Ripples in the ether – Getting rid of the wires (1972)

Geoffrey G Gouriet

In this second lecture, Geoffrey Gouriet demonstrates the behaviour of mechanical waves.

Watch time: 58:28
A still from the 1972 CHRISTMAS LECTURES
Image credit: Royal Institution

Lecture 2 – Getting rid of the wires

In this second Lecture, Gouriet fist demonstrates the behaviour of mechanical waves; how they are produced, propagate and how they interact with other waves. He then goes on to show how the mechanical waves behaviour is analogous to that of electromagnetic waves.

Now, with a more intuitive understanding of electromagnetic waves, Gouriet uses a number of methods to produce and transmit radio waves that can be translated to information, like for example switching on and off a lamp at a distance can pass on information in the form of Morse code.

Finally we learn how the Earth's atmosphere can be utilized to our advantage to transmit radio waves across long distances.


In his 1972 CHRISTMAS LECTURES, Geoffrey G Gouriet explores the past, present and future of radio communications, and the science that lies behind it.

Radio waves are all around us, continuously being produced and received through man-made devices enabling us to connect with each other and communicate information.

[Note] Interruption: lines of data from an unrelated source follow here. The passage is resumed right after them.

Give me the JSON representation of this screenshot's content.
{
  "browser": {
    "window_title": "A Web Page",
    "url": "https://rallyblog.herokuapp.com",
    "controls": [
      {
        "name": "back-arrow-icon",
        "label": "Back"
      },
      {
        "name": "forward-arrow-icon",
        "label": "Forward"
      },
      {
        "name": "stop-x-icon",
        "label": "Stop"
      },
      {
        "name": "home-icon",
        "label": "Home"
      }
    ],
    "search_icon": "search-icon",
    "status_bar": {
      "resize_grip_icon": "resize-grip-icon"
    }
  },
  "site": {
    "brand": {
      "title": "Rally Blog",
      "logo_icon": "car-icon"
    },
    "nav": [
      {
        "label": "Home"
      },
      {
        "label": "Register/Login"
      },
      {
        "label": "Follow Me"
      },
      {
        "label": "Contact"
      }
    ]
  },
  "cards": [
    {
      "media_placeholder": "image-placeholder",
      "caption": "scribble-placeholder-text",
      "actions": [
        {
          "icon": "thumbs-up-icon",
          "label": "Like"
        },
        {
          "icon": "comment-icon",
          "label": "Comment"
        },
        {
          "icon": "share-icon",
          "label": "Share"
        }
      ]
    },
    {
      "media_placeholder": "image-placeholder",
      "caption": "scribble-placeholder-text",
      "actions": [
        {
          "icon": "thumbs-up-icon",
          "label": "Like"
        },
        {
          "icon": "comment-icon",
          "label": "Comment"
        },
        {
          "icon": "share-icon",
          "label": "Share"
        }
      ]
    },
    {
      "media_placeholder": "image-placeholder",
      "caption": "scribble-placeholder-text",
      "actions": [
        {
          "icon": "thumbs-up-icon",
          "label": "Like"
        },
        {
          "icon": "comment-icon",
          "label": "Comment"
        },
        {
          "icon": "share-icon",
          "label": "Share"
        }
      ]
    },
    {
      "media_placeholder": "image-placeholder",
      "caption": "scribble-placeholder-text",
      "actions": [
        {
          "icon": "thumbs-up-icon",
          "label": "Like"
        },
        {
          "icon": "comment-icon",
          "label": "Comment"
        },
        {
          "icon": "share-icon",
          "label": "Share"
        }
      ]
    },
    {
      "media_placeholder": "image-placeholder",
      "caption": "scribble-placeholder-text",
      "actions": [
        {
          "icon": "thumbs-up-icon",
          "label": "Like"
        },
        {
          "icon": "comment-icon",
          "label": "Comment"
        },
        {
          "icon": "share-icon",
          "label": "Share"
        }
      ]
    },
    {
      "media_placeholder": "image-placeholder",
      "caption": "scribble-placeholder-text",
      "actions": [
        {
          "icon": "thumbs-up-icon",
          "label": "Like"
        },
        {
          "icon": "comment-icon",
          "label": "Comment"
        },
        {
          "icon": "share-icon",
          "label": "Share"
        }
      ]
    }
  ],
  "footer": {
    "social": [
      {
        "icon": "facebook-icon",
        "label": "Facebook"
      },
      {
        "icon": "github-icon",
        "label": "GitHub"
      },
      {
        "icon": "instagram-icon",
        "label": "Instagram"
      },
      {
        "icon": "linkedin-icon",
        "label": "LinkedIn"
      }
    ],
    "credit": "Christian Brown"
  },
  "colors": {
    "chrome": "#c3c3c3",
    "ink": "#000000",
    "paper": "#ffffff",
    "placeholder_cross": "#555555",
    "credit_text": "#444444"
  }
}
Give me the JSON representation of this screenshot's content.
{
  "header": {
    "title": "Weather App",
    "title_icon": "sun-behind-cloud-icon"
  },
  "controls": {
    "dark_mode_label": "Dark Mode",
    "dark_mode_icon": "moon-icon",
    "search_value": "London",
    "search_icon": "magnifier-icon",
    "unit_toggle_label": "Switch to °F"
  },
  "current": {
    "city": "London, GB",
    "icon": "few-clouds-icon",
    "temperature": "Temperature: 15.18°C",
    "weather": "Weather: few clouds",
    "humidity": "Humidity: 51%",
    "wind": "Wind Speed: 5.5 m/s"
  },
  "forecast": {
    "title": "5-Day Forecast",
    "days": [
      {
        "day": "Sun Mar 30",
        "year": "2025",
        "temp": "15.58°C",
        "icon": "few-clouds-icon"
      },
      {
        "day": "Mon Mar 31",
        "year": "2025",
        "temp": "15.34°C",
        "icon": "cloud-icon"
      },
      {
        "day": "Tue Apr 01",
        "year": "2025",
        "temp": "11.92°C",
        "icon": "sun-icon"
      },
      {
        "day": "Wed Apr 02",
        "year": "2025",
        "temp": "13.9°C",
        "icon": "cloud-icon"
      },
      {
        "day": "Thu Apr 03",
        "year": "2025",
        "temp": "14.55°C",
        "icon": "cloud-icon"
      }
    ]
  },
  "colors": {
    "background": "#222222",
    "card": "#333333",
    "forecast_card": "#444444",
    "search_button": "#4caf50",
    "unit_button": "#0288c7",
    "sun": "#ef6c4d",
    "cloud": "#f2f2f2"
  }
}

Geoffrey Gouriet, through the course of six Lectures, takes us on a journey through history from the first telephone to the 'Viewphone' and with the aid of exciting demonstrations, he explains how devices in our house like the TV translate broadcasted signals into moving pictures.

Gouriet begins with an introduction to electromagnetic waves and the principle behind it as well as how electricity can be used to transmit information.

We then learn how we can get rid of the wires and transmit information through the 'ether' using radio waves and utilizing the layers of the Earth's atmosphere to reach distant locations; the basis of radio and TV broadcasting.

Finally, Gouriet demonstrates how TVs and radios work and how the broadcasted signal is translated. In his last lecture, he gives us a 'vision of the future' outlining how different technologies were currently (then) in development and he even sets up a live broadcast using small dishes from within the lecture theatre.